> _WHAT IS EXPECTED_
Below is a listing. Output every line of it exactly.

- - - - -

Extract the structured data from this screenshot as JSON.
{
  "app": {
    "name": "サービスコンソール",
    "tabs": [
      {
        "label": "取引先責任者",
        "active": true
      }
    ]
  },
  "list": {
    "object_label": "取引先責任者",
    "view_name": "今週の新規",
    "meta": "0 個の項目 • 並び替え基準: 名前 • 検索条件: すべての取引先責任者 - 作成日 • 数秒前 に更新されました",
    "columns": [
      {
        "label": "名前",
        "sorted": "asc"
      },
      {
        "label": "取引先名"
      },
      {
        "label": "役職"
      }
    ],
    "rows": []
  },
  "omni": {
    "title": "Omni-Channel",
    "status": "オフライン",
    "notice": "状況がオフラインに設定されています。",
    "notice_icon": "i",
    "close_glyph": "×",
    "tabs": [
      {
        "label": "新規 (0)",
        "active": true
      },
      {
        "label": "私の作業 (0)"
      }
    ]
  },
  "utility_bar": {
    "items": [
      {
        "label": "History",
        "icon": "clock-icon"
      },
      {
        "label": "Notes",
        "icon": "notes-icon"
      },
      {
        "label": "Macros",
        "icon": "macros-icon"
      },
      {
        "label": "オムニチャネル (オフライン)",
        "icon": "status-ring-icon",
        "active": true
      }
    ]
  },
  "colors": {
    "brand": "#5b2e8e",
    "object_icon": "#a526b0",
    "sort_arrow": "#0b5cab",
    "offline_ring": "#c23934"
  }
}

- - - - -

> _RESPONSE BELOW_
Extract the structured data from this screenshot as JSON.
{
  "app": {
    "name": "サービスコンソール",
    "tabs": [
      {
        "label": "取引先責任者",
        "active": true
      }
    ]
  },
  "list": {
    "object_label": "取引先責任者",
    "view_name": "今週の新規",
    "meta": "0 個の項目 • 並び替え基準: 名前 • 検索条件: すべての取引先責任者 - 作成日 • 数秒前 に更新されました",
    "columns": [
      {
        "label": "名前",
        "sorted": "asc"
      },
      {
        "label": "取引先名"
      },
      {
        "label": "役職"
      }
    ],
    "rows": []
  },
  "omni": {
    "title": "Omni-Channel",
    "status": "オフライン",
    "notice": "状況がオフラインに設定されています。",
    "notice_icon": "i",
    "close_glyph": "×",
    "tabs": [
      {
        "label": "新規 (0)",
        "active": true
      },
      {
        "label": "私の作業 (0)"
      }
    ]
  },
  "utility_bar": {
    "items": [
      {
        "label": "History",
        "icon": "clock-icon"
      },
      {
        "label": "Notes",
        "icon": "notes-icon"
      },
      {
        "label": "Macros",
        "icon": "macros-icon"
      },
      {
        "label": "オムニチャネル (オフライン)",
        "icon": "status-ring-icon",
        "active": true
      }
    ]
  },
  "colors": {
    "brand": "#5b2e8e",
    "object_icon": "#a526b0",
    "sort_arrow": "#0b5cab",
    "offline_ring": "#c23934"
  }
}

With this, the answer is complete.